# [Data]
Start of Block
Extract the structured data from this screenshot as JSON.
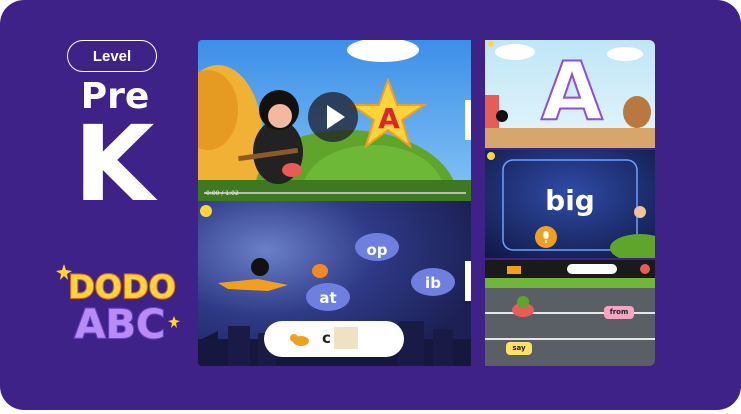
{
  "level": {
    "label": "Level",
    "grade_line1": "Pre",
    "grade_line2": "K"
  },
  "brand": {
    "logo_line1": "DODO",
    "logo_line2": "ABC"
  },
  "video": {
    "letter": "A",
    "time": "0:00 / 1:02"
  },
  "space_game": {
    "words": [
      "op",
      "at",
      "ib"
    ],
    "answer_prefix": "c"
  },
  "tracing": {
    "letter": "A"
  },
  "speaking": {
    "word": "big"
  },
  "racing": {
    "words": [
      "from",
      "say"
    ]
  },
  "colors": {
    "background": "#3e2287",
    "accent_yellow": "#ffd43b",
    "cloud": "#6f7fe0"
  }
}
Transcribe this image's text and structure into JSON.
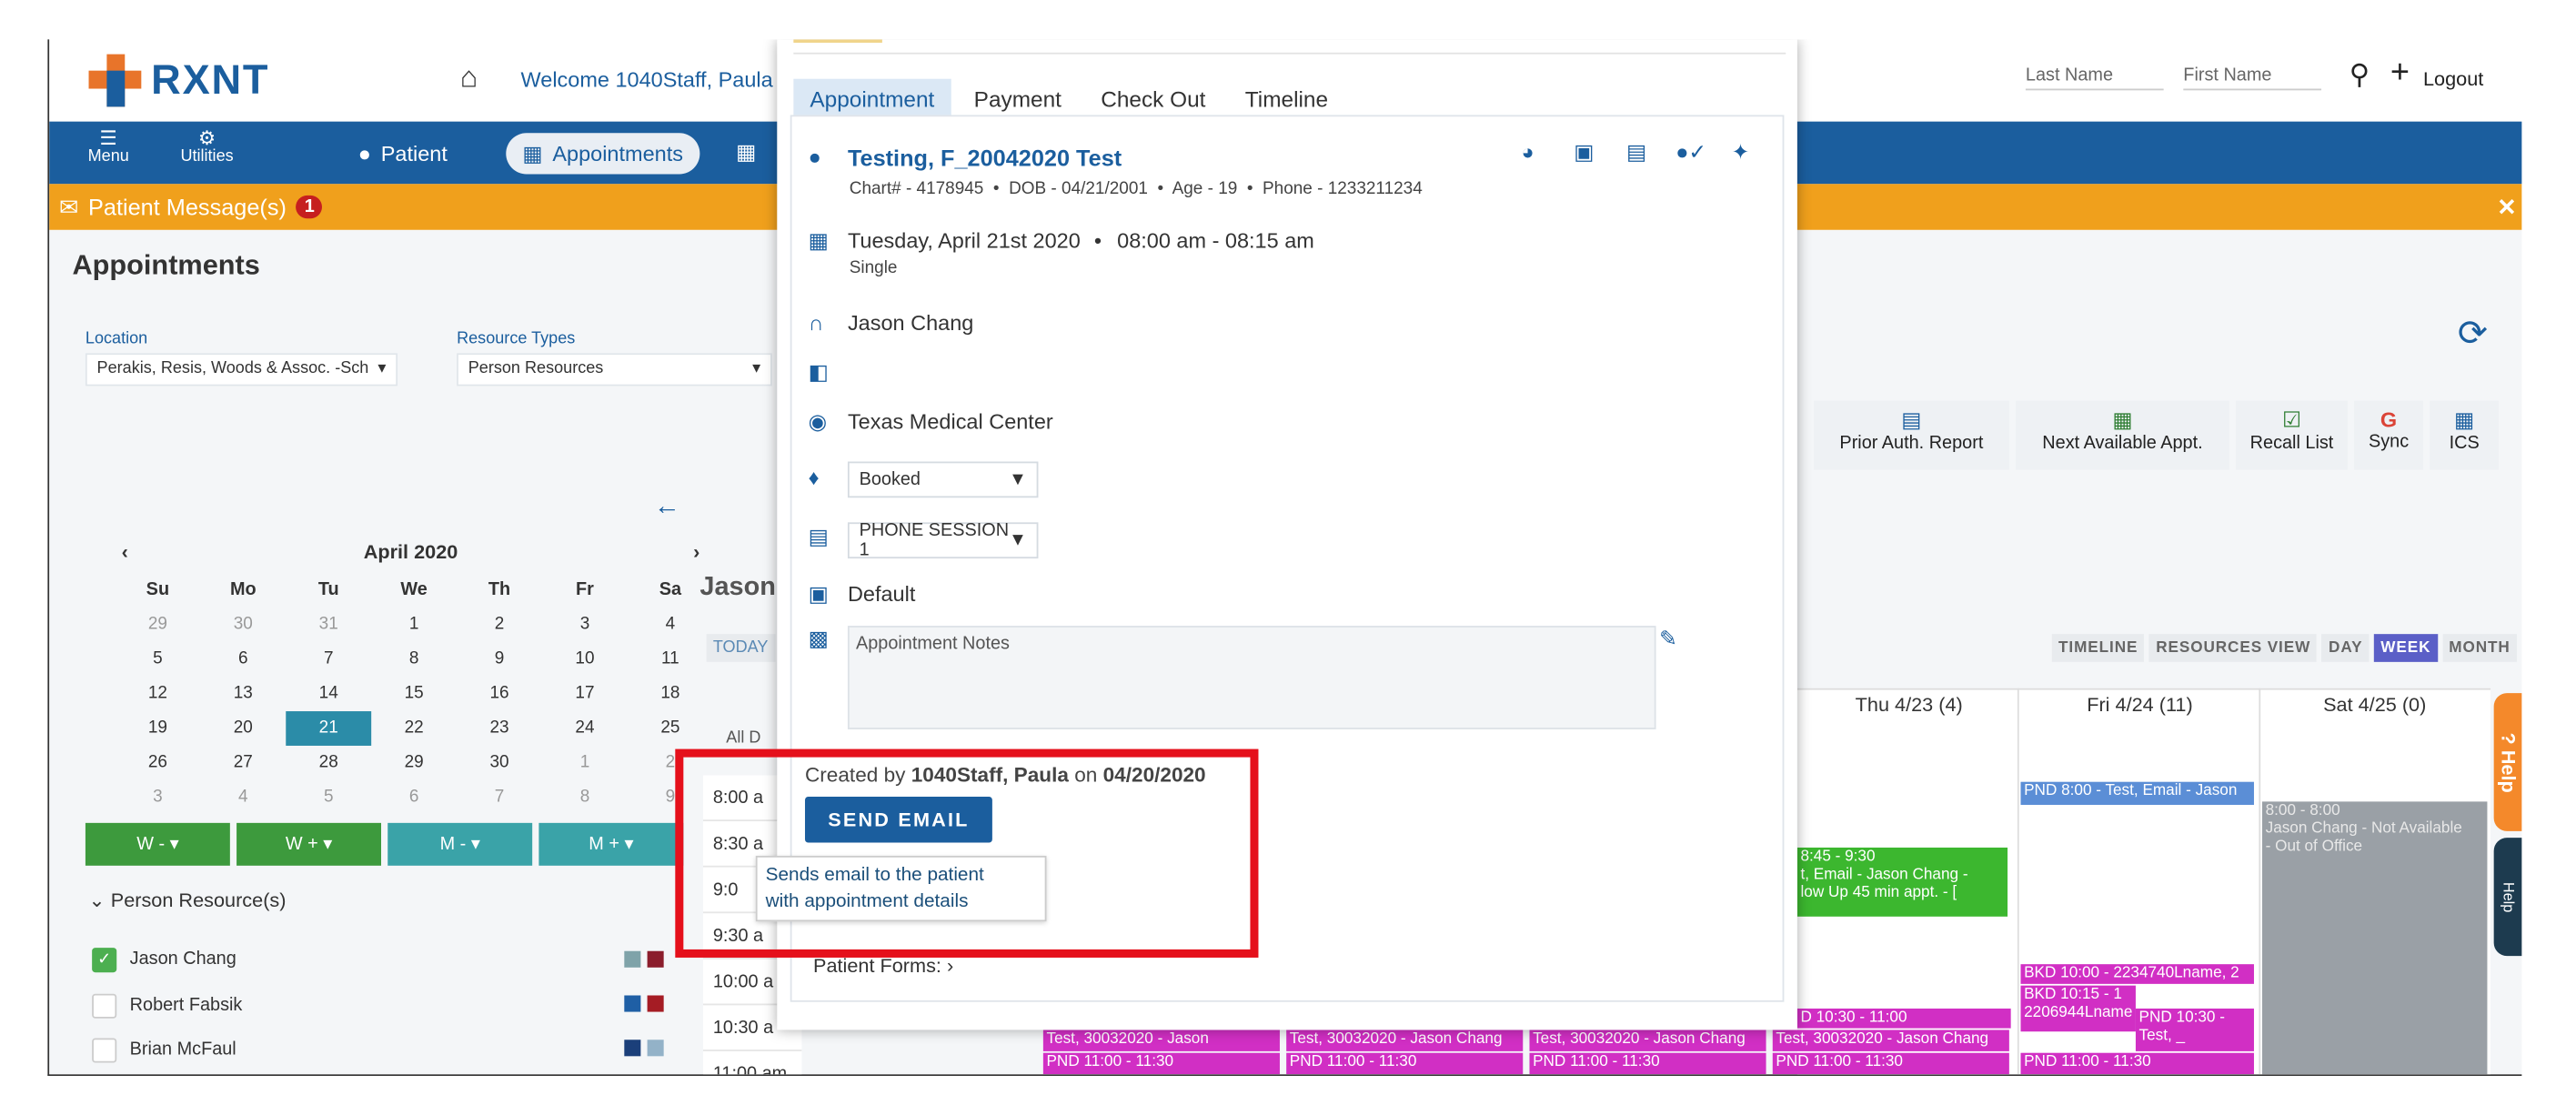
{
  "topbar": {
    "logo": "RXNT",
    "welcome": "Welcome 1040Staff, Paula",
    "last_name_placeholder": "Last Name",
    "first_name_placeholder": "First Name",
    "logout": "Logout"
  },
  "nav": {
    "menu": "Menu",
    "utilities": "Utilities",
    "patient": "Patient",
    "appointments": "Appointments"
  },
  "message_bar": {
    "label": "Patient Message(s)",
    "count": "1"
  },
  "page": {
    "title": "Appointments",
    "location_label": "Location",
    "location_value": "Perakis, Resis, Woods & Assoc. -Sch",
    "resource_types_label": "Resource Types",
    "resource_types_value": "Person Resources"
  },
  "calendar": {
    "month": "April 2020",
    "dow": [
      "Su",
      "Mo",
      "Tu",
      "We",
      "Th",
      "Fr",
      "Sa"
    ],
    "days": [
      [
        "29",
        "30",
        "31",
        "1",
        "2",
        "3",
        "4"
      ],
      [
        "5",
        "6",
        "7",
        "8",
        "9",
        "10",
        "11"
      ],
      [
        "12",
        "13",
        "14",
        "15",
        "16",
        "17",
        "18"
      ],
      [
        "19",
        "20",
        "21",
        "22",
        "23",
        "24",
        "25"
      ],
      [
        "26",
        "27",
        "28",
        "29",
        "30",
        "1",
        "2"
      ],
      [
        "3",
        "4",
        "5",
        "6",
        "7",
        "8",
        "9"
      ]
    ],
    "week_buttons": [
      "W - ▾",
      "W + ▾",
      "M - ▾",
      "M + ▾"
    ]
  },
  "resources": {
    "heading": "Person Resource(s)",
    "items": [
      {
        "name": "Jason Chang",
        "checked": true
      },
      {
        "name": "Robert Fabsik",
        "checked": false
      },
      {
        "name": "Brian McFaul",
        "checked": false
      }
    ]
  },
  "toolbar": {
    "prior_auth": "Prior Auth. Report",
    "next_available": "Next Available Appt.",
    "recall_list": "Recall List",
    "sync": "Sync",
    "ics": "ICS"
  },
  "schedule": {
    "resource_title": "Jason",
    "today": "TODAY",
    "all_day": "All D",
    "view_tabs": [
      "TIMELINE",
      "RESOURCES VIEW",
      "DAY",
      "WEEK",
      "MONTH"
    ],
    "active_view": "WEEK",
    "columns": [
      "Thu 4/23 (4)",
      "Fri 4/24 (11)",
      "Sat 4/25 (0)"
    ],
    "times": [
      "8:00 a",
      "8:30 a",
      "9:0",
      "9:30 a",
      "10:00 a",
      "10:30 a",
      "11:00 am"
    ],
    "events": {
      "fri_8": "PND 8:00 - Test, Email - Jason",
      "thu_845": "8:45 - 9:30",
      "thu_845_b": "t, Email - Jason Chang -",
      "thu_845_c": "low Up 45 min appt. - [",
      "sat_block_a": "8:00 - 8:00",
      "sat_block_b": "Jason Chang - Not Available",
      "sat_block_c": "- Out of Office",
      "fri_10": "BKD 10:00 - 2234740Lname, 2",
      "fri_1015": "BKD 10:15 - 1",
      "fri_1015_b": "2206944Lname",
      "fri_1030": "PND 10:30 -",
      "fri_1030_b": "Test, _",
      "thu_1030": "D 10:30 - 11:00",
      "row_test": "Test, 30032020 - Jason Chang",
      "row_test_short": "Test, 30032020 - Jason",
      "row_11": "PND 11:00 - 11:30"
    }
  },
  "modal": {
    "tabs": [
      "Appointment",
      "Payment",
      "Check Out",
      "Timeline"
    ],
    "patient_name": "Testing, F_20042020 Test",
    "patient_details": "Chart# - 4178945  •  DOB - 04/21/2001  •  Age - 19  •  Phone - 1233211234",
    "date": "Tuesday, April 21st 2020",
    "time": "08:00 am - 08:15 am",
    "recurrence": "Single",
    "provider": "Jason Chang",
    "facility": "Texas Medical Center",
    "status": "Booked",
    "visit_type": "PHONE SESSION 1",
    "category": "Default",
    "notes_placeholder": "Appointment Notes",
    "created_prefix": "Created by",
    "created_by": "1040Staff, Paula",
    "created_on": "on",
    "created_date": "04/20/2020",
    "send_email": "SEND EMAIL",
    "tooltip_line1": "Sends email to the patient",
    "tooltip_line2": "with appointment details",
    "patient_forms": "Patient Forms:"
  },
  "help": {
    "tab1": "? Help",
    "tab2": "Help"
  },
  "colors": {
    "brand": "#1b5e9e",
    "accent": "#e8742a",
    "message": "#f0a01c",
    "highlight": "#e5101b"
  }
}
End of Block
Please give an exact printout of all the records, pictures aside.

# [Solution for this task]
Extract the structured data from this screenshot as JSON.
{
  "level": {
    "label": "Level",
    "grade_line1": "Pre",
    "grade_line2": "K"
  },
  "brand": {
    "logo_line1": "DODO",
    "logo_line2": "ABC"
  },
  "video": {
    "letter": "A",
    "time": "0:00 / 1:02"
  },
  "space_game": {
    "words": [
      "op",
      "at",
      "ib"
    ],
    "answer_prefix": "c"
  },
  "tracing": {
    "letter": "A"
  },
  "speaking": {
    "word": "big"
  },
  "racing": {
    "words": [
      "from",
      "say"
    ]
  },
  "colors": {
    "background": "#3e2287",
    "accent_yellow": "#ffd43b",
    "cloud": "#6f7fe0"
  }
}
Transcribe this image's text and structure into JSON.
{
  "topbar": {
    "logo": "RXNT",
    "welcome": "Welcome 1040Staff, Paula",
    "last_name_placeholder": "Last Name",
    "first_name_placeholder": "First Name",
    "logout": "Logout"
  },
  "nav": {
    "menu": "Menu",
    "utilities": "Utilities",
    "patient": "Patient",
    "appointments": "Appointments"
  },
  "message_bar": {
    "label": "Patient Message(s)",
    "count": "1"
  },
  "page": {
    "title": "Appointments",
    "location_label": "Location",
    "location_value": "Perakis, Resis, Woods & Assoc. -Sch",
    "resource_types_label": "Resource Types",
    "resource_types_value": "Person Resources"
  },
  "calendar": {
    "month": "April 2020",
    "dow": [
      "Su",
      "Mo",
      "Tu",
      "We",
      "Th",
      "Fr",
      "Sa"
    ],
    "days": [
      [
        "29",
        "30",
        "31",
        "1",
        "2",
        "3",
        "4"
      ],
      [
        "5",
        "6",
        "7",
        "8",
        "9",
        "10",
        "11"
      ],
      [
        "12",
        "13",
        "14",
        "15",
        "16",
        "17",
        "18"
      ],
      [
        "19",
        "20",
        "21",
        "22",
        "23",
        "24",
        "25"
      ],
      [
        "26",
        "27",
        "28",
        "29",
        "30",
        "1",
        "2"
      ],
      [
        "3",
        "4",
        "5",
        "6",
        "7",
        "8",
        "9"
      ]
    ],
    "week_buttons": [
      "W - ▾",
      "W + ▾",
      "M - ▾",
      "M + ▾"
    ]
  },
  "resources": {
    "heading": "Person Resource(s)",
    "items": [
      {
        "name": "Jason Chang",
        "checked": true
      },
      {
        "name": "Robert Fabsik",
        "checked": false
      },
      {
        "name": "Brian McFaul",
        "checked": false
      }
    ]
  },
  "toolbar": {
    "prior_auth": "Prior Auth. Report",
    "next_available": "Next Available Appt.",
    "recall_list": "Recall List",
    "sync": "Sync",
    "ics": "ICS"
  },
  "schedule": {
    "resource_title": "Jason",
    "today": "TODAY",
    "all_day": "All D",
    "view_tabs": [
      "TIMELINE",
      "RESOURCES VIEW",
      "DAY",
      "WEEK",
      "MONTH"
    ],
    "active_view": "WEEK",
    "columns": [
      "Thu 4/23 (4)",
      "Fri 4/24 (11)",
      "Sat 4/25 (0)"
    ],
    "times": [
      "8:00 a",
      "8:30 a",
      "9:0",
      "9:30 a",
      "10:00 a",
      "10:30 a",
      "11:00 am"
    ],
    "events": {
      "fri_8": "PND 8:00 - Test, Email - Jason",
      "thu_845": "8:45 - 9:30",
      "thu_845_b": "t, Email - Jason Chang -",
      "thu_845_c": "low Up 45 min appt. - [",
      "sat_block_a": "8:00 - 8:00",
      "sat_block_b": "Jason Chang - Not Available",
      "sat_block_c": "- Out of Office",
      "fri_10": "BKD 10:00 - 2234740Lname, 2",
      "fri_1015": "BKD 10:15 - 1",
      "fri_1015_b": "2206944Lname",
      "fri_1030": "PND 10:30 -",
      "fri_1030_b": "Test, _",
      "thu_1030": "D 10:30 - 11:00",
      "row_test": "Test, 30032020 - Jason Chang",
      "row_test_short": "Test, 30032020 - Jason",
      "row_11": "PND 11:00 - 11:30"
    }
  },
  "modal": {
    "tabs": [
      "Appointment",
      "Payment",
      "Check Out",
      "Timeline"
    ],
    "patient_name": "Testing, F_20042020 Test",
    "patient_details": "Chart# - 4178945  •  DOB - 04/21/2001  •  Age - 19  •  Phone - 1233211234",
    "date": "Tuesday, April 21st 2020",
    "time": "08:00 am - 08:15 am",
    "recurrence": "Single",
    "provider": "Jason Chang",
    "facility": "Texas Medical Center",
    "status": "Booked",
    "visit_type": "PHONE SESSION 1",
    "category": "Default",
    "notes_placeholder": "Appointment Notes",
    "created_prefix": "Created by",
    "created_by": "1040Staff, Paula",
    "created_on": "on",
    "created_date": "04/20/2020",
    "send_email": "SEND EMAIL",
    "tooltip_line1": "Sends email to the patient",
    "tooltip_line2": "with appointment details",
    "patient_forms": "Patient Forms:"
  },
  "help": {
    "tab1": "? Help",
    "tab2": "Help"
  },
  "colors": {
    "brand": "#1b5e9e",
    "accent": "#e8742a",
    "message": "#f0a01c",
    "highlight": "#e5101b"
  }
}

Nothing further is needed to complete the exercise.